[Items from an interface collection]
******

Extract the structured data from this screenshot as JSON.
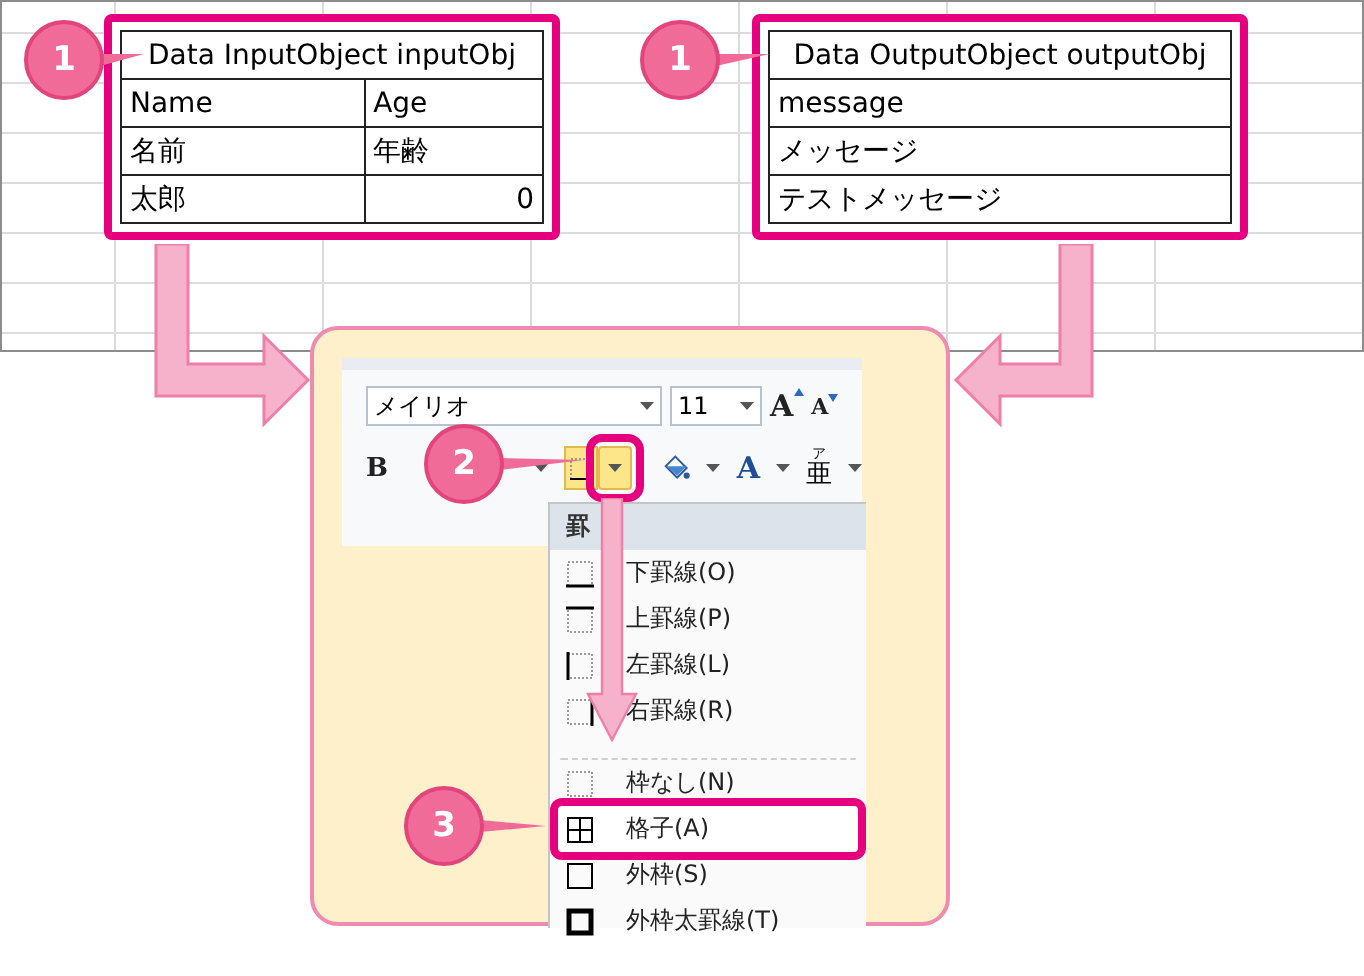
{
  "tables": [
    {
      "title": "Data InputObject inputObj",
      "rows": [
        [
          {
            "text": "Name",
            "kind": "text"
          },
          {
            "text": "Age",
            "kind": "text"
          }
        ],
        [
          {
            "text": "名前",
            "kind": "text"
          },
          {
            "text": "年齢",
            "kind": "text"
          }
        ],
        [
          {
            "text": "太郎",
            "kind": "text"
          },
          {
            "text": "0",
            "kind": "number"
          }
        ]
      ]
    },
    {
      "title": "Data OutputObject outputObj",
      "rows": [
        [
          {
            "text": "message",
            "kind": "text"
          }
        ],
        [
          {
            "text": "メッセージ",
            "kind": "text"
          }
        ],
        [
          {
            "text": "テストメッセージ",
            "kind": "text"
          }
        ]
      ]
    }
  ],
  "callouts": [
    {
      "number": "1"
    },
    {
      "number": "1"
    },
    {
      "number": "2"
    },
    {
      "number": "3"
    }
  ],
  "ribbon": {
    "font": "メイリオ",
    "size": "11",
    "grow": "A",
    "shrink": "A",
    "bold": "B",
    "font_color": "A",
    "phonetic": "亜",
    "phonetic_ruby": "ア",
    "border_dropdown_selected": true
  },
  "menu": {
    "header": "罫",
    "items": [
      {
        "label": "下罫線(O)",
        "kind": "bottom",
        "selected": false,
        "separator_before": false
      },
      {
        "label": "上罫線(P)",
        "kind": "top",
        "selected": false,
        "separator_before": false
      },
      {
        "label": "左罫線(L)",
        "kind": "left",
        "selected": false,
        "separator_before": false
      },
      {
        "label": "右罫線(R)",
        "kind": "right",
        "selected": false,
        "separator_before": false
      },
      {
        "label": "枠なし(N)",
        "kind": "none",
        "selected": false,
        "separator_before": true
      },
      {
        "label": "格子(A)",
        "kind": "all",
        "selected": true,
        "separator_before": false
      },
      {
        "label": "外枠(S)",
        "kind": "outside",
        "selected": false,
        "separator_before": false
      },
      {
        "label": "外枠太罫線(T)",
        "kind": "thick",
        "selected": false,
        "separator_before": false
      }
    ]
  }
}
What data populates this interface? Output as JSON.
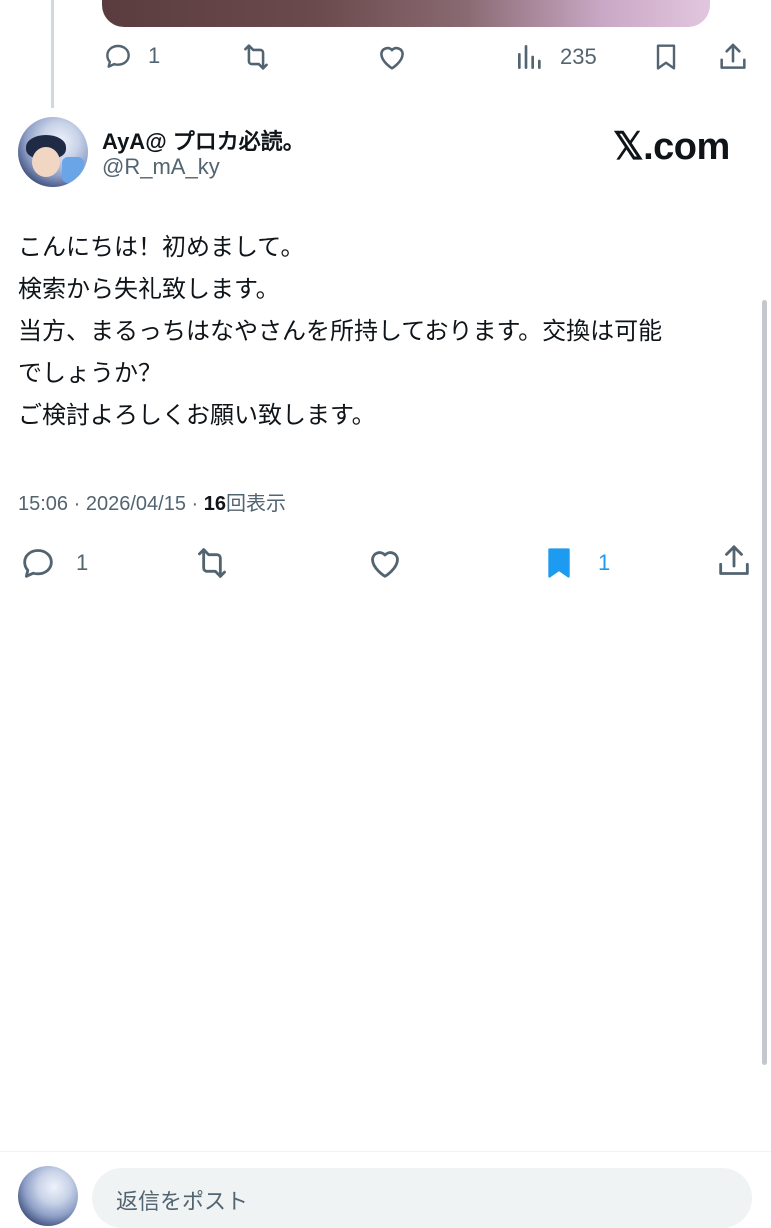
{
  "parent_post": {
    "actions": {
      "reply_count": "1",
      "views_count": "235"
    }
  },
  "post": {
    "author": {
      "display_name": "AyA@ プロカ必読。",
      "handle": "@R_mA_ky"
    },
    "brand": "𝕏.com",
    "body_lines": [
      "こんにちは！初めまして。",
      "検索から失礼致します。",
      "当方、まるっちはなやさんを所持しております。交換は可能",
      "でしょうか？",
      "ご検討よろしくお願い致します。"
    ],
    "meta": {
      "time": "15:06",
      "separator": "·",
      "date": "2026/04/15",
      "views": "16",
      "views_label": "回表示"
    },
    "actions": {
      "reply_count": "1",
      "bookmark_count": "1"
    }
  },
  "reply_composer": {
    "placeholder": "返信をポスト"
  },
  "colors": {
    "text": "#0f1419",
    "muted": "#536471",
    "accent": "#1d9bf0"
  },
  "icons": [
    "reply-icon",
    "repost-icon",
    "like-icon",
    "views-icon",
    "bookmark-icon",
    "share-icon"
  ]
}
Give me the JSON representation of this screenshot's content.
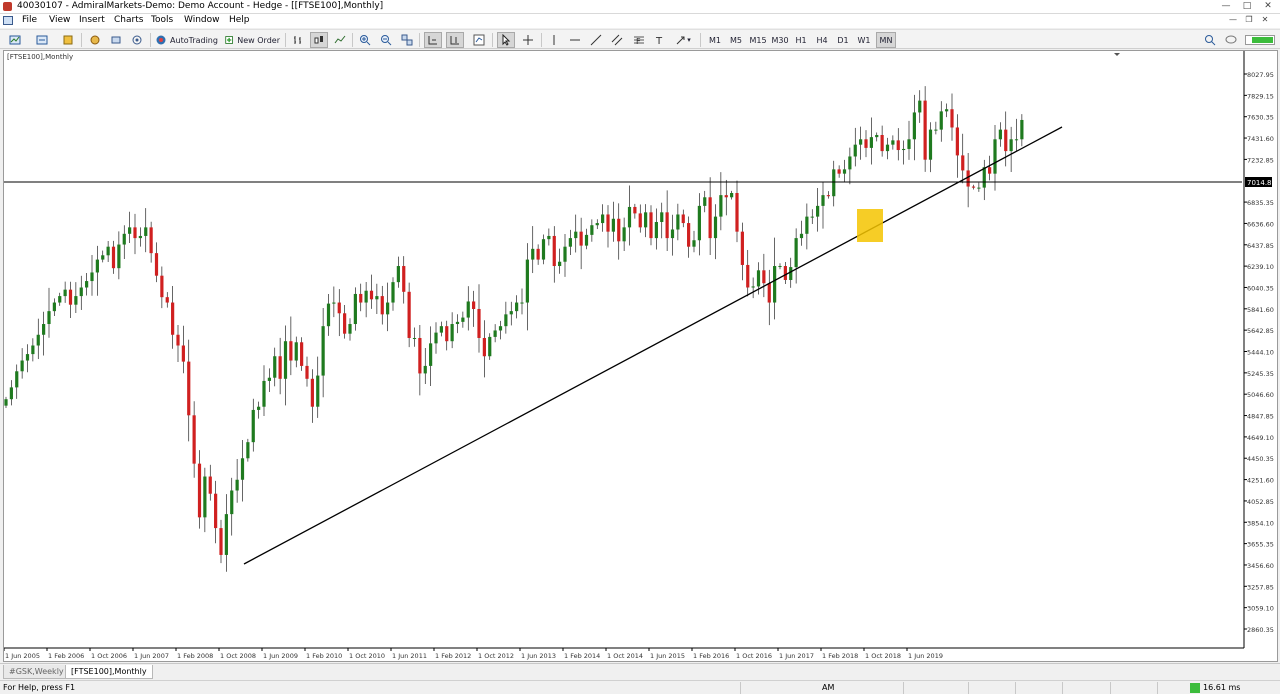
{
  "window": {
    "title": "40030107 - AdmiralMarkets-Demo: Demo Account - Hedge - [[FTSE100],Monthly]"
  },
  "menu": [
    "File",
    "View",
    "Insert",
    "Charts",
    "Tools",
    "Window",
    "Help"
  ],
  "toolbar": {
    "autotrading_label": "AutoTrading",
    "new_order_label": "New Order",
    "timeframes": [
      "M1",
      "M5",
      "M15",
      "M30",
      "H1",
      "H4",
      "D1",
      "W1",
      "MN"
    ],
    "active_timeframe": "MN"
  },
  "chart": {
    "label": "[FTSE100],Monthly",
    "price_labels": [
      "8027.95",
      "7829.15",
      "7630.35",
      "7431.60",
      "7232.85",
      "7014.81",
      "6835.35",
      "6636.60",
      "6437.85",
      "6239.10",
      "6040.35",
      "5841.60",
      "5642.85",
      "5444.10",
      "5245.35",
      "5046.60",
      "4847.85",
      "4649.10",
      "4450.35",
      "4251.60",
      "4052.85",
      "3854.10",
      "3655.35",
      "3456.60",
      "3257.85",
      "3059.10",
      "2860.35"
    ],
    "date_labels": [
      "1 Jun 2005",
      "1 Feb 2006",
      "1 Oct 2006",
      "1 Jun 2007",
      "1 Feb 2008",
      "1 Oct 2008",
      "1 Jun 2009",
      "1 Feb 2010",
      "1 Oct 2010",
      "1 Jun 2011",
      "1 Feb 2012",
      "1 Oct 2012",
      "1 Jun 2013",
      "1 Feb 2014",
      "1 Oct 2014",
      "1 Jun 2015",
      "1 Feb 2016",
      "1 Oct 2016",
      "1 Jun 2017",
      "1 Feb 2018",
      "1 Oct 2018",
      "1 Jun 2019"
    ],
    "current_price": "7014.81",
    "bull_color": "#1f7a1f",
    "bear_color": "#d02020",
    "highlight_color": "#f5c400",
    "closes": [
      5000,
      5110,
      5260,
      5360,
      5420,
      5500,
      5600,
      5700,
      5820,
      5900,
      5960,
      6020,
      5880,
      5960,
      6040,
      6100,
      6180,
      6300,
      6340,
      6420,
      6220,
      6440,
      6540,
      6600,
      6500,
      6520,
      6600,
      6360,
      6150,
      5950,
      5900,
      5600,
      5500,
      5350,
      4850,
      4400,
      3900,
      4280,
      4120,
      3800,
      3550,
      3930,
      4150,
      4250,
      4450,
      4600,
      4900,
      4930,
      5170,
      5200,
      5400,
      5190,
      5540,
      5360,
      5530,
      5310,
      5190,
      4930,
      5220,
      5680,
      5890,
      5900,
      5800,
      5610,
      5700,
      5980,
      5900,
      6010,
      5930,
      5960,
      5790,
      5900,
      6090,
      6240,
      6000,
      5570,
      5570,
      5240,
      5310,
      5520,
      5620,
      5680,
      5540,
      5700,
      5720,
      5760,
      5910,
      5840,
      5570,
      5400,
      5580,
      5640,
      5680,
      5790,
      5820,
      5900,
      5900,
      6300,
      6400,
      6300,
      6490,
      6520,
      6240,
      6280,
      6420,
      6500,
      6560,
      6430,
      6530,
      6620,
      6640,
      6720,
      6560,
      6680,
      6470,
      6600,
      6790,
      6730,
      6600,
      6740,
      6500,
      6650,
      6740,
      6500,
      6580,
      6720,
      6640,
      6420,
      6480,
      6800,
      6880,
      6500,
      6700,
      6900,
      6880,
      6920,
      6560,
      6250,
      6040,
      6050,
      6200,
      6080,
      5900,
      6240,
      6240,
      6110,
      6230,
      6500,
      6540,
      6700,
      6700,
      6800,
      6900,
      6890,
      7140,
      7100,
      7140,
      7260,
      7370,
      7420,
      7340,
      7440,
      7460,
      7310,
      7370,
      7410,
      7320,
      7330,
      7420,
      7670,
      7780,
      7230,
      7510,
      7510,
      7680,
      7700,
      7530,
      7270,
      7130,
      6980,
      6970,
      6970,
      7160,
      7100,
      7420,
      7510,
      7310,
      7420,
      7420,
      7600
    ]
  },
  "tabs": [
    {
      "label": "#GSK,Weekly",
      "active": false
    },
    {
      "label": "[FTSE100],Monthly",
      "active": true
    }
  ],
  "status": {
    "help_text": "For Help, press F1",
    "ampm": "AM",
    "ping": "16.61 ms"
  }
}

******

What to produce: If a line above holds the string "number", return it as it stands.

Reply to the exercise:
            "kind": "number"
      "number": "1"
      "number": "1"
      "number": "2"
      "number": "3"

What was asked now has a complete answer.